Carthage – The Metaphorical City

الإثنين 31 أيار 2010

What if cities are made of invisible threads of narrative woven from the stories of its splendid array of characters playing out their lives on its grand of stage?

Words and Photography by Eman Haram

I met Hussein Yousef Khalil in spring of 2009, during one of my photography strolls in the walkable neighborhoods of Amman. The tailor’s mannequin (one of my surrealist obsessions) drew me into the workshop, tempting me to ask for permission to take few photographs of the place. In his quiet and reserved demeanor, the man with a deceptively indifferent smile graciously acquiesced. Timidly, I took few shots of the man and his manequin, and left the workshop dreaming of the many photos I wanted to take, and the conversations I should have started. Several weeks later, I decided to pay the tailor another visit, desiring to discover the hidden city narrated through the story of his place. Though not as long as I had hoped for- both of us were constrained by time during this impromptu visit- but the underlying meaning and implications of this encounter continues to linger with me several months later. The photo-text essay, is a record of the conversation that unfolded on my second and last visit before returning back to Montreal. It is an ode to the man and his craft.

Haram photo-essay

ETH: How many years have you owned and operated your own workshop in Jabal Lweibdeh?
HYK: Long time, forty two years almost.

ETH: Where were you before?
HYK: I was born in Ramleh, Palestine in 1939. We left our town in 1949, going through Nablus and Ariha camps before arriving in Amman in 1950. I had to earn a living, and so I started working with different tailoring shops in the city to learn the trade. Later, I travelled to Beirut to perfect (al tafseel) with a well known Armenian workshop before returning back to Amman to open my workshop in Jabal Lweibdeh.

ETH: How long yo have been in this trade?
HYK: 55 Years.

ETH: Where did your customers come from?
HYK: They were local and from Palestine, but there were also many foreigners who  came from different places, and of all ages and social classes.

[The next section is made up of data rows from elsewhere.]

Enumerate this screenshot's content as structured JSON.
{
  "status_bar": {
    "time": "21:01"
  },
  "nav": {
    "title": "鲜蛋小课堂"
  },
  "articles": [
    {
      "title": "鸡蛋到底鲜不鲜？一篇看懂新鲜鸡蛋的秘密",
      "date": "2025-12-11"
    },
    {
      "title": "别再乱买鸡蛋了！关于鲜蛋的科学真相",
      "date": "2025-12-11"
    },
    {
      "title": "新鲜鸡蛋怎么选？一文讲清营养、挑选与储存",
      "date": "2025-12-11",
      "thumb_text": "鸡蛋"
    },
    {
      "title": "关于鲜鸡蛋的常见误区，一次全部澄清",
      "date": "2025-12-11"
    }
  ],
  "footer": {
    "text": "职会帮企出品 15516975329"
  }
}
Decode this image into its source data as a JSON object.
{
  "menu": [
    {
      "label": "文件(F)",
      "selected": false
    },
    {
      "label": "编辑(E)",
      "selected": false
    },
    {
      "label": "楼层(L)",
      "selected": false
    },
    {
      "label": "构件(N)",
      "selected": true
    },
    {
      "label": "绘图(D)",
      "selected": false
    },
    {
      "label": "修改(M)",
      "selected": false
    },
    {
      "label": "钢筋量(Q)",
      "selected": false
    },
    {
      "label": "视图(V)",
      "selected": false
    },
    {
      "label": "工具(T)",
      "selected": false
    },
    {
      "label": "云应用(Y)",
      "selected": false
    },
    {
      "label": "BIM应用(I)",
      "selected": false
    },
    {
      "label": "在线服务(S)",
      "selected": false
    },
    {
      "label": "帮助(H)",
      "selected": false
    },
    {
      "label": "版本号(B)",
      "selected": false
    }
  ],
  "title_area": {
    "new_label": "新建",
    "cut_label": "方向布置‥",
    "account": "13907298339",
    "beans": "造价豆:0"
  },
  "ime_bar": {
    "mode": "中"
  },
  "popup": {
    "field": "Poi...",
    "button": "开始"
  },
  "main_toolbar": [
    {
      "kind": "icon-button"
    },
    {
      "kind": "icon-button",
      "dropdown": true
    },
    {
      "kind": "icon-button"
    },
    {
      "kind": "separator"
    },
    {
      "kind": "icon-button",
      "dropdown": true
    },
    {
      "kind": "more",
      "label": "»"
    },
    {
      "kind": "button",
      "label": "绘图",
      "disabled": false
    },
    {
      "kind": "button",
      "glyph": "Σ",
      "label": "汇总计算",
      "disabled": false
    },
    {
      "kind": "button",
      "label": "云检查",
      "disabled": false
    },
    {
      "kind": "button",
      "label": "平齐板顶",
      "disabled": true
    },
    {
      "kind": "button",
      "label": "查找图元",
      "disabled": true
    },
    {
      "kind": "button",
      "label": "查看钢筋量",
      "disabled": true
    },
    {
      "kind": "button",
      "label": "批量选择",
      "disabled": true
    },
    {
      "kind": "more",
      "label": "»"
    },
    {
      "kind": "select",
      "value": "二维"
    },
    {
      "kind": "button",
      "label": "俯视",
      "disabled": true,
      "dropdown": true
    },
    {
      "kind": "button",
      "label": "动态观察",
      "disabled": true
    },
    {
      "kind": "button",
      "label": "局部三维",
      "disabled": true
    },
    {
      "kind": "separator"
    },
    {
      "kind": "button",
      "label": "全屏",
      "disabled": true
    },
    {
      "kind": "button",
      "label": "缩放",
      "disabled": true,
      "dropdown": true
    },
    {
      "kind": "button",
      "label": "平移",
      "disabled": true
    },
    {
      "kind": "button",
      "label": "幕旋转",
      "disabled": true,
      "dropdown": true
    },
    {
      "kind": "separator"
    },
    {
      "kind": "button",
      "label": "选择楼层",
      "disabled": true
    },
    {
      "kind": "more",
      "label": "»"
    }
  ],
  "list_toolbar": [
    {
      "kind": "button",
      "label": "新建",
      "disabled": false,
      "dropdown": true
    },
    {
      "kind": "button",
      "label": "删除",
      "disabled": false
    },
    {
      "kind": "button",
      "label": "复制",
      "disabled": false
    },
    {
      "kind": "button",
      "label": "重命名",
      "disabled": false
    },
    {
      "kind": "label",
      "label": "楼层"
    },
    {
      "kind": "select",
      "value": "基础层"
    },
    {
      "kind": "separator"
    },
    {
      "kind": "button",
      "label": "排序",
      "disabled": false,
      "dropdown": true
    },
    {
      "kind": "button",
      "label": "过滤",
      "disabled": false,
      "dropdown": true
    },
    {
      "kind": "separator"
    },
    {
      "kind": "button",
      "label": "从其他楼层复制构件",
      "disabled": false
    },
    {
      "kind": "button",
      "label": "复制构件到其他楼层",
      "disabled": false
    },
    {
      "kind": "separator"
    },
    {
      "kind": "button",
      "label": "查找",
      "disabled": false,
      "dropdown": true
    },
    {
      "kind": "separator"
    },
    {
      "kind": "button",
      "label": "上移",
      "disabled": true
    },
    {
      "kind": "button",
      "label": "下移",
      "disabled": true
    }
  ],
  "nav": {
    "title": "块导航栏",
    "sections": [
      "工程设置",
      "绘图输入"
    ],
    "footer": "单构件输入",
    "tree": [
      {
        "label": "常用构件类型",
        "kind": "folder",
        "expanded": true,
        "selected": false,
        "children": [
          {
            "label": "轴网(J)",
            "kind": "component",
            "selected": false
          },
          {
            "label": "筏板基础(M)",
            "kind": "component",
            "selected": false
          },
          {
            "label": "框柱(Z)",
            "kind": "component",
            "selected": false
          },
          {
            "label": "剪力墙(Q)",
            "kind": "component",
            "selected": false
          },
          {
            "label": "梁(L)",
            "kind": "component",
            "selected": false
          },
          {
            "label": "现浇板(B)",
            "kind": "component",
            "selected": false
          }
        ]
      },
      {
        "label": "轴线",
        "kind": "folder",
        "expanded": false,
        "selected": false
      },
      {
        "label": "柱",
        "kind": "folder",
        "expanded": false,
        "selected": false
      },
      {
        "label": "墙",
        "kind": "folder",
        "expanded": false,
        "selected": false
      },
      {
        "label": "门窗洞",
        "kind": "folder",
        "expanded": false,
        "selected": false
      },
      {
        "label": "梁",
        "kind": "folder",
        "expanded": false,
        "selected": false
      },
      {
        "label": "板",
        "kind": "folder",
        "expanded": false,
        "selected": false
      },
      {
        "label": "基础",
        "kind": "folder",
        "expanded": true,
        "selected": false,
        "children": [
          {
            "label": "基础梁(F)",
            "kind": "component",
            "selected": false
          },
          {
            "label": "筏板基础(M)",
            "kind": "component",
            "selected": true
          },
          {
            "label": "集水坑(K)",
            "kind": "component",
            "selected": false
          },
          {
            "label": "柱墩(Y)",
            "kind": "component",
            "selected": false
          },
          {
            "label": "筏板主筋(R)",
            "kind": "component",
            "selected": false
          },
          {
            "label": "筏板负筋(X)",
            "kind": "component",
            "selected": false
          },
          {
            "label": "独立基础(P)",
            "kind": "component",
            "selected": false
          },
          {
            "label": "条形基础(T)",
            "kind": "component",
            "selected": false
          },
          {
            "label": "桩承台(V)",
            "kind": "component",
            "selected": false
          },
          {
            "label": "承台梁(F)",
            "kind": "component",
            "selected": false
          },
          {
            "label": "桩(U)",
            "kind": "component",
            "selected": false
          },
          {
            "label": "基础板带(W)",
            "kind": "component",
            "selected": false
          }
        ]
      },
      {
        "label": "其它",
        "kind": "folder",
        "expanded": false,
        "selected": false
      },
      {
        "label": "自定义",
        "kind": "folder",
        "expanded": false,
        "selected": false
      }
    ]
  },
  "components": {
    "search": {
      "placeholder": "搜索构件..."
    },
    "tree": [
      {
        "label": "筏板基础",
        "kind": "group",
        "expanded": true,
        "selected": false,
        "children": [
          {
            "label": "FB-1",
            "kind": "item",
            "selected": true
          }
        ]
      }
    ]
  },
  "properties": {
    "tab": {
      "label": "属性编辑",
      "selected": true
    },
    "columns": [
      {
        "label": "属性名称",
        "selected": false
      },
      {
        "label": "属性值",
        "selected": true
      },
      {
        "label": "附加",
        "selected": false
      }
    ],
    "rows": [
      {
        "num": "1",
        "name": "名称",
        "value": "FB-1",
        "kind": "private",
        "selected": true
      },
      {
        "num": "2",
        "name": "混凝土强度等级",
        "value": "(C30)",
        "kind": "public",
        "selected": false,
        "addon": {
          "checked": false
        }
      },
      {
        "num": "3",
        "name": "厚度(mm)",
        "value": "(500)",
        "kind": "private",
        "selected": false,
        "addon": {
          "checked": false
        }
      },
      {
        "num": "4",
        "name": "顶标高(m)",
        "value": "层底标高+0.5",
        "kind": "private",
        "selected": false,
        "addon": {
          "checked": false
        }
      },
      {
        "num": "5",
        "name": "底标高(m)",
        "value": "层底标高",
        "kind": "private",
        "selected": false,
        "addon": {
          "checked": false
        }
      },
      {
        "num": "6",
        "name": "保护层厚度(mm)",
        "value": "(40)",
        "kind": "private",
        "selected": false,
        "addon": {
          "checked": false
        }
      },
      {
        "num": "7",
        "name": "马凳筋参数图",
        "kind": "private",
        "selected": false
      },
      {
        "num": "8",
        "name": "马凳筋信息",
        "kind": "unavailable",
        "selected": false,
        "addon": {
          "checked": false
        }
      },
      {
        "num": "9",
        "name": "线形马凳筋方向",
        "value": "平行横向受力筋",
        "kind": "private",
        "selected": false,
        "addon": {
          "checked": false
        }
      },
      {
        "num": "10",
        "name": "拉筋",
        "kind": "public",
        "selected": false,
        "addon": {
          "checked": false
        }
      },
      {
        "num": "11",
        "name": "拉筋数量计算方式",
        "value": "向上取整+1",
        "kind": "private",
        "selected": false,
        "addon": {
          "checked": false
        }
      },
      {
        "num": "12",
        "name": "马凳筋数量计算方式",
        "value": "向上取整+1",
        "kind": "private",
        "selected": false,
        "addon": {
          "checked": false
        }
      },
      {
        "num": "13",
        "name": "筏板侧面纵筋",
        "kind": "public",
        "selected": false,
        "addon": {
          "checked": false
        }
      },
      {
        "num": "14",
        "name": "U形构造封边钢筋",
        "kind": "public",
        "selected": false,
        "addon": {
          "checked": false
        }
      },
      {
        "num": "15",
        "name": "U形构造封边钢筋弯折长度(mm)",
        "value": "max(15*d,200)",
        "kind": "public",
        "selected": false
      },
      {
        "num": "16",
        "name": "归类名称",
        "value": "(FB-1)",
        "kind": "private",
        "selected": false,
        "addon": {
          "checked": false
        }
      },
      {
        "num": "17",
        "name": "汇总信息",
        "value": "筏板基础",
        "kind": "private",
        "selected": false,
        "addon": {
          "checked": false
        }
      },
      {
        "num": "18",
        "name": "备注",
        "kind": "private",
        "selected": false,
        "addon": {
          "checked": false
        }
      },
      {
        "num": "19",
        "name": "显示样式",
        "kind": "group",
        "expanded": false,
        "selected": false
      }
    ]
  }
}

ETH: When were the best years for you as a tailor?
HYK: During the  60’s and 70’s, I had up to six employees in the workshop at any one time.

ETH: Like how many suits on average per year?
HYK: We would do on average of 300 suits or more per year. The Armenians were very famous for their skills in this craft especially in Aleppo. “Freih” was also a very famous tailoring workshop in Lebanon.
I used to visit  these cities to  check what was happening  there.

ETH:When did you start to feel the decline in your trade?
HYK: In the 90’s more and more people wanted to buy their suits ready-made. People no longer have the patience to go for multiple fittings to make a suit, especially the younger generation.

The few who still do, reserve that  for a special occasion, like a graduation or wedding.

ETH: How many people do you employ in your workshop now?
HYK: None, there isn’t t enough work to pay an employee. Since 2000 I have operated the workshop all by myself.

ETH: And now, how many suits on average do you make now?
HYK: Between 15 to 25 max a year. 2-3 per month, and some months non at all.

ETH: Is it a 9-5 sort of trade?
HYK: In principal, I open the workshop at 8 am and close 6 pm, but that is not how it works in this business. If you have a job, you have to finish it within a reasonable time frame for the customer. During religious occasions, both Muslim and Christian, when they came around the same time of the year, we had to work three shifts. During the month of Ramadan, we would stay in the workshop until  the shoor hours, but it is the business that came through the store during these peak periods, that earned me my living.

ETH: Is it a craft that you can earn good living from?
HYK: It is hard to prosper from such a craft, but this workshop allowed me to send all my children to university except for one who wanted to be in the military. At times, it was very difficult when two were going to the university at the same time. But material success is not the yardstick to measure why one persevere. There is the love of ones craft at the heart of it.

Haram-photoETH: What skills do you need to be a good tailor?
HYK:  A good eye, dexterous hands and great patience, more than anything. You don’t need to be gifted in any specific way, it is a trade that can be learnt.

ETH: How much does it cost to make a well tailored suit now?
HYK :Between 150 JD to 300 JD, depending  on the quality of the fabric. In London it can cost up to 1000.00 pounds to make a well tailored suit.

ETH: Are any of your children interested in preserving what you have built?
HYK: None.

ETH: So what will happen to shop after you retire, or no longer have the energy to continue doing this work.
HYK: It will disappear, end of story, as simple as that! Silence..

ETH: But there is a whole life’s story in this place, is this a sad thought?
HYK: It is, because this place is not the story of my life, It is my whole life… [Long Silence]

ETH: I hope that the photographs  you have generously permitted me to take will have captured the soul of this place.

Al Khayyat Hussien Yousef Khalil
Omar Al Khayyam street – Jabal Lwiebdeh.
Amman- Jordan